## [Available data]

┌──

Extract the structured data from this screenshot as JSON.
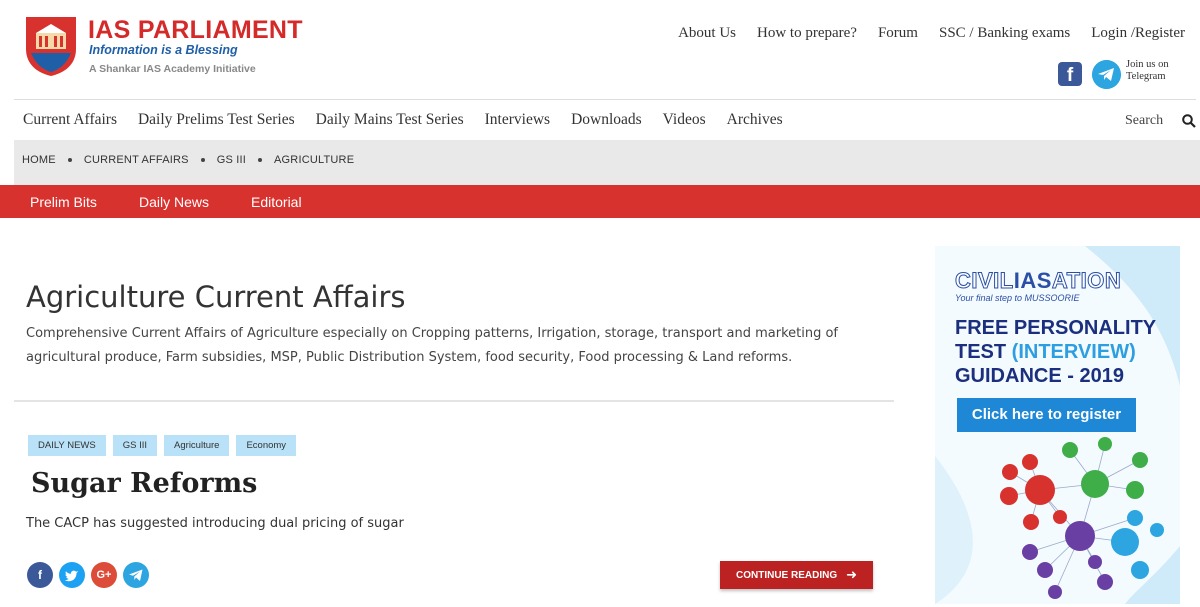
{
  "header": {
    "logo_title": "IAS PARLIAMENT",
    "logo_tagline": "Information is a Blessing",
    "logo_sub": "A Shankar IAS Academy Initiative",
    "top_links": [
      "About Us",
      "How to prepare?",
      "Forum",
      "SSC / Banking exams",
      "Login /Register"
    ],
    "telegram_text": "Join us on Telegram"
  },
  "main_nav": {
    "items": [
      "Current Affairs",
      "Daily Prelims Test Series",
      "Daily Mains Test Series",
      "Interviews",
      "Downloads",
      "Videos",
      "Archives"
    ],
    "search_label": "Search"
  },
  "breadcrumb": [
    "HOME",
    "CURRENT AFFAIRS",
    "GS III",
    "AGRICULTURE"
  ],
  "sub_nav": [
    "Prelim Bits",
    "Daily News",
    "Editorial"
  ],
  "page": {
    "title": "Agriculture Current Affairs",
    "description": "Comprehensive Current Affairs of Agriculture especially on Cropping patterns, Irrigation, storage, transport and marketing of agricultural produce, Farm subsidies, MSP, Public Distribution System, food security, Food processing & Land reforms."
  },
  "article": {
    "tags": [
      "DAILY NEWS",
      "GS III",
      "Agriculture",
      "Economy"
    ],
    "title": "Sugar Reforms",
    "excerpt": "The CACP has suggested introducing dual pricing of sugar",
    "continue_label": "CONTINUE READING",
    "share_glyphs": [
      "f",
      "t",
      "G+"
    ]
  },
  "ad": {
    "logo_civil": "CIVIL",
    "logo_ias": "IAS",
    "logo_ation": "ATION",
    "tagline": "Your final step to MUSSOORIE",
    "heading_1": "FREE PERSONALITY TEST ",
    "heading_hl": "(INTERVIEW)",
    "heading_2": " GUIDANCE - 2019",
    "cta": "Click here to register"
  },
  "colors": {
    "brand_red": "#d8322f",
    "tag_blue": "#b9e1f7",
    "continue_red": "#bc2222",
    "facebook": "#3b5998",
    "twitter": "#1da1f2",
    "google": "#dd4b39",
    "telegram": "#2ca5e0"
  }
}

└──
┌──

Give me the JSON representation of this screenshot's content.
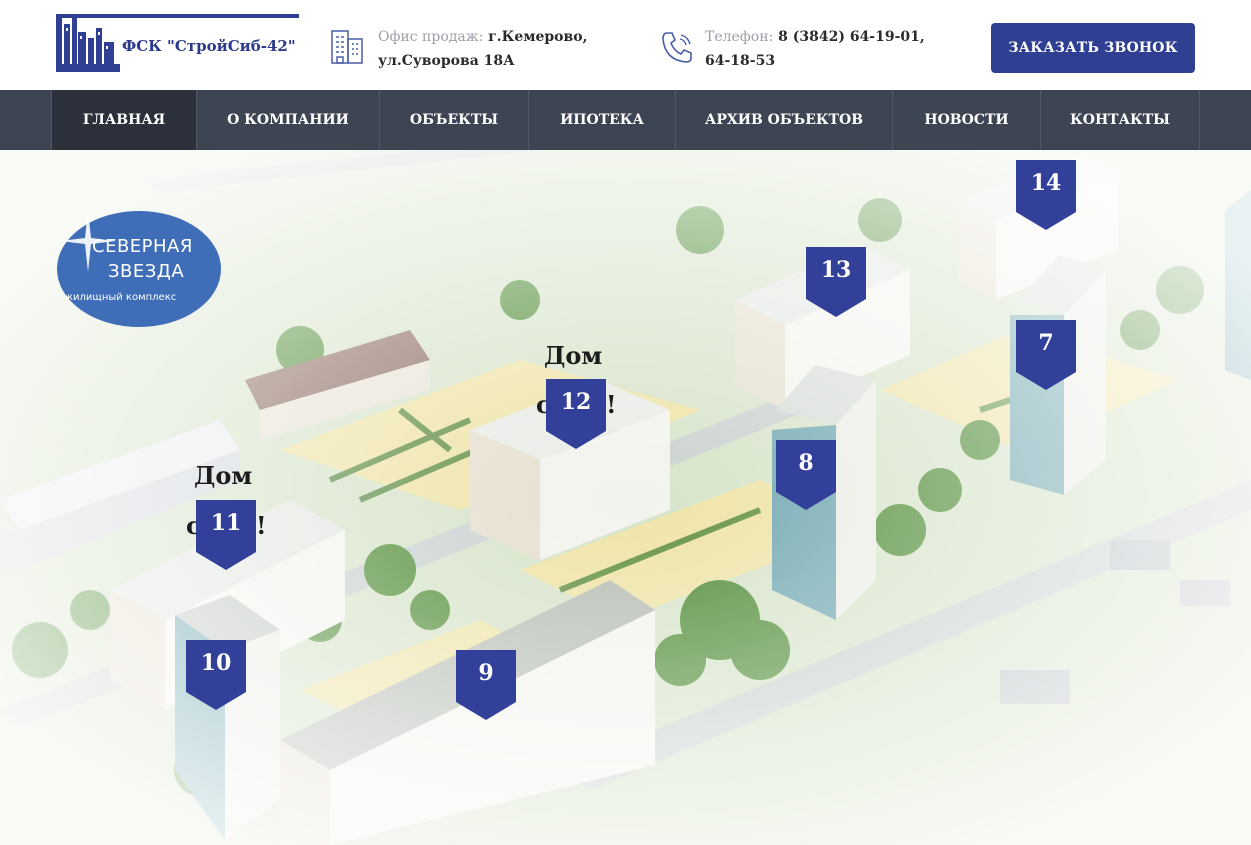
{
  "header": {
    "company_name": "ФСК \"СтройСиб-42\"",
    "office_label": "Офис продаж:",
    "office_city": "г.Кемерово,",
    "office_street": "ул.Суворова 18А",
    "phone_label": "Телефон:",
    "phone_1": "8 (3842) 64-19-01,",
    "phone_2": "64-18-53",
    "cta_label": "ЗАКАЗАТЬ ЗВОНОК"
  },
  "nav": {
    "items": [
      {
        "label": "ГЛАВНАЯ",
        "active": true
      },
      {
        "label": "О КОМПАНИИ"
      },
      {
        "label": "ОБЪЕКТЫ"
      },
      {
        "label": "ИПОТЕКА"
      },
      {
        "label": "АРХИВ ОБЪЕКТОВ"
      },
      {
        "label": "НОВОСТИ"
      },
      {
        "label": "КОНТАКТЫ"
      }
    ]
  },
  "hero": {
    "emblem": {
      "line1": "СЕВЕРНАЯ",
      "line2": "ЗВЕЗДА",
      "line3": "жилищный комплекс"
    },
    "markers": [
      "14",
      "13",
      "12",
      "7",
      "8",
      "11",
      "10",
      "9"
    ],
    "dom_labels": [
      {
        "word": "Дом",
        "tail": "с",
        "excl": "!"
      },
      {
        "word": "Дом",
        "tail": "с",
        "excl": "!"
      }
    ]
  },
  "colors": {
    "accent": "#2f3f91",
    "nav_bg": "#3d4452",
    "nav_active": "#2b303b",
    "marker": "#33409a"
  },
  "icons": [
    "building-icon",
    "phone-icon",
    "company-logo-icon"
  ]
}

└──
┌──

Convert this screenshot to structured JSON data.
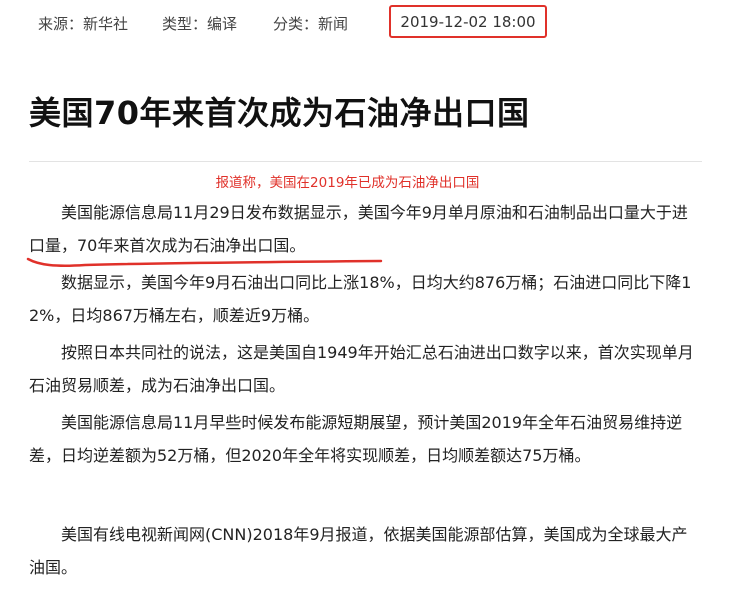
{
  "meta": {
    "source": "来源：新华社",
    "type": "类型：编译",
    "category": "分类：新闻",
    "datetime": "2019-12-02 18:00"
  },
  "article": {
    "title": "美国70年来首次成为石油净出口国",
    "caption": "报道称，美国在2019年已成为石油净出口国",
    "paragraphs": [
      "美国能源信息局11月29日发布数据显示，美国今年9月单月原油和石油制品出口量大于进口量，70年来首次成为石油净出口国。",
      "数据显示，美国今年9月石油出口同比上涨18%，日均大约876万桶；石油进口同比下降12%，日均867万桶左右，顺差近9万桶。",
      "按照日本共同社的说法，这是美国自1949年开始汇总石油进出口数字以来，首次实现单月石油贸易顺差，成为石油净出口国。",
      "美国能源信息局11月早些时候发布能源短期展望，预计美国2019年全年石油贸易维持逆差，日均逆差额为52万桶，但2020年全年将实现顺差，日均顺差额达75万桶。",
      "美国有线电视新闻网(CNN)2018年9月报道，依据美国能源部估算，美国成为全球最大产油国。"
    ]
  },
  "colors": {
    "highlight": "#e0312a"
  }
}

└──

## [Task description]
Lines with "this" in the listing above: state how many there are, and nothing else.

## [Reply]
3